2. Tell Jest where to find your tests

One thing that’s nice about Jest is how aggressively it looks for test files in your project. For example, Jest will execute all files matching *.spec.js or *.test.js in your project … which means config/webpack/test.js will be run as a test, causing Jest to report a failure.

My OCD brain can’t handle this kind of loosey-goosey matching, so I used the roots config option to tell Jest to run only test files found in the spec/javascript directory. If you’re like me, add this to package.json:

"jest": {
"roots": [
"spec/javascript"
]
},

You can verify the setup so far by stubbing in a test file and running it. Create spec/javascript/sum.spec.js with a simple test:

test('1 + 1 equals 2', () => {
expect(1 + 1).toBe(2);
});

Now, run yarn test and you should see some green output and feel that familiar, satisfying Pavlovian response that only TDD can provide. 👏

Update: I discovered that adding app/javascript to roots enabled me to use the --watchAll flag, which runs tests whenever files change (like Guard). Combine with the --notify flag for added zen 👍 Still trying to figure out how to get --watch to work … 🤔

3. Setup Babel

I’m also using cool stuff like import, which didn’t seem to work out of the box. Running my specs raised this error:

SyntaxError: Unexpected token import

This surprised me — it’s likely I’ve configured something wrong. But I eventually got Babel working by installing a few additional packages:

yarn add --dev babel-jest babel-preset-es2015

and adding the"es2015" preset (bolded) to my .babelrc file:

{
"presets": ["es2015",
["env", {
"modules": false,
"targets": {
"browsers": "> 1%",
"uglify": true
},
"useBuiltIns": true
}]
],
"plugins": [
"syntax-dynamic-import",
["transform-class-properties", { "spec": true }]
]
}

4. Tell Jest where your modules live
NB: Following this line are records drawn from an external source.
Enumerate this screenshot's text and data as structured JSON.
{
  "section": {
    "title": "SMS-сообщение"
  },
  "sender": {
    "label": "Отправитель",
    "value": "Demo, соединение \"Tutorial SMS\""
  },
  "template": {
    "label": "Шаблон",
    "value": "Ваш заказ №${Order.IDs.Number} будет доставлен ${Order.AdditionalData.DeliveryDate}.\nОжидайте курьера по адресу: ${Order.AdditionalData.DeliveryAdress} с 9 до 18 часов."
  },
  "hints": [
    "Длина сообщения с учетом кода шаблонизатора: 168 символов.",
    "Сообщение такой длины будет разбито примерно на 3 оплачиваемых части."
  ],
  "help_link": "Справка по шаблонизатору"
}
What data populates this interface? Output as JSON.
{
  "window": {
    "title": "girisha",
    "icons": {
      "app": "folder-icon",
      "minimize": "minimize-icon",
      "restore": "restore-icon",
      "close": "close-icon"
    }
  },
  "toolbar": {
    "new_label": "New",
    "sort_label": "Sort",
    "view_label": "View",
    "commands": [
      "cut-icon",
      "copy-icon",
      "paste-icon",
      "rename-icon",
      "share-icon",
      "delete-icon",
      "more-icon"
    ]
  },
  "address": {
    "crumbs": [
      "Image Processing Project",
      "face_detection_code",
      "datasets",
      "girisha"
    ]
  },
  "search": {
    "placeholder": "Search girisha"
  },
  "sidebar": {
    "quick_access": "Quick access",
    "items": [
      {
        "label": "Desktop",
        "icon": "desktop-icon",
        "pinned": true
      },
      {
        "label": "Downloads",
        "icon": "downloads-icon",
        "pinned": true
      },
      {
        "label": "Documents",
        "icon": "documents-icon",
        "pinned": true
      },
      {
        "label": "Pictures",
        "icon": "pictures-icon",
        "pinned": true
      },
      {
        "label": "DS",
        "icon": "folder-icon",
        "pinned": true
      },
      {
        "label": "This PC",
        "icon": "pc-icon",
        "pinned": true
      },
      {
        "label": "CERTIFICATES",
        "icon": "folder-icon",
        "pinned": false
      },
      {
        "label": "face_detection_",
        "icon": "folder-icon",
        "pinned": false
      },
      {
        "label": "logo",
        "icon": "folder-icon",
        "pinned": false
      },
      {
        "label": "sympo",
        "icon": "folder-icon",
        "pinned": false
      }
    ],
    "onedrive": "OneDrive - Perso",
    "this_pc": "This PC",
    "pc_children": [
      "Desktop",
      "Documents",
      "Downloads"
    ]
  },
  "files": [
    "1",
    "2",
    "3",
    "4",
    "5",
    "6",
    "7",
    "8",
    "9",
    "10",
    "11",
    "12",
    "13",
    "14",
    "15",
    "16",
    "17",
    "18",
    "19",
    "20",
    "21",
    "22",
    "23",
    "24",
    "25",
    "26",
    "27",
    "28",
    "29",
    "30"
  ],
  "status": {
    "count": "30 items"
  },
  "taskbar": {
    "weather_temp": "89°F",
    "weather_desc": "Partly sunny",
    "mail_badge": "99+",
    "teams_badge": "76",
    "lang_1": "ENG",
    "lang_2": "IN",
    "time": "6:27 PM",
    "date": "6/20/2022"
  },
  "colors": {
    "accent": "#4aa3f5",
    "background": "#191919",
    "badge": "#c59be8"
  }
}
I didn’t like the idea of typing out the full path to my modules from within my specs. The moduleDirectories setting can be used to tell Jest where to look for modules, so I pointed it to my source files in app/javascript. My Jest configuration in package.json ended up looking like this:

"jest": {
"roots": [
"spec/javascript"
],
"moduleDirectories": [
"node_modules",
"app/javascript"
]

},

Note: the value passed to moduleDirectories overrides the default, so you must also include the node_modules directory.

The final result is pretty sweet, and very closely matches my RSpec setup. For example, you can have a source file app/javascript/Dinosaur.js:

export default class Dinosaur {
get isExtinct() {
return true;
}
}

and a matching test file spec/javascript/Dinosaur.spec.js:

import Dinosaur from 'Dinosaur';
test('Dinosaurs are extinct', () => {
expect((new Dinosaur).isExtinct).toBeTruthy();
});

and yarn test Just Works™ 🎉

BONUS ROUND: Setup Codeship to run Jest tests

I use Codeship for continuous integration and thought it would be nifty to have it run my Jest suite in addition to my RSpec suite. Turns out it was super easy.

I added this to my Setup Commands:

nvm install 8.4.0
yarn install

And this to my Test Commands:

yarn test

Neato 👍

Summary

As mentioned, I’ve probably done all this in a roundabout way. I would love feedback or suggestions from folks who actually know what they’re doing! Leave a comment or tweet @kylefox.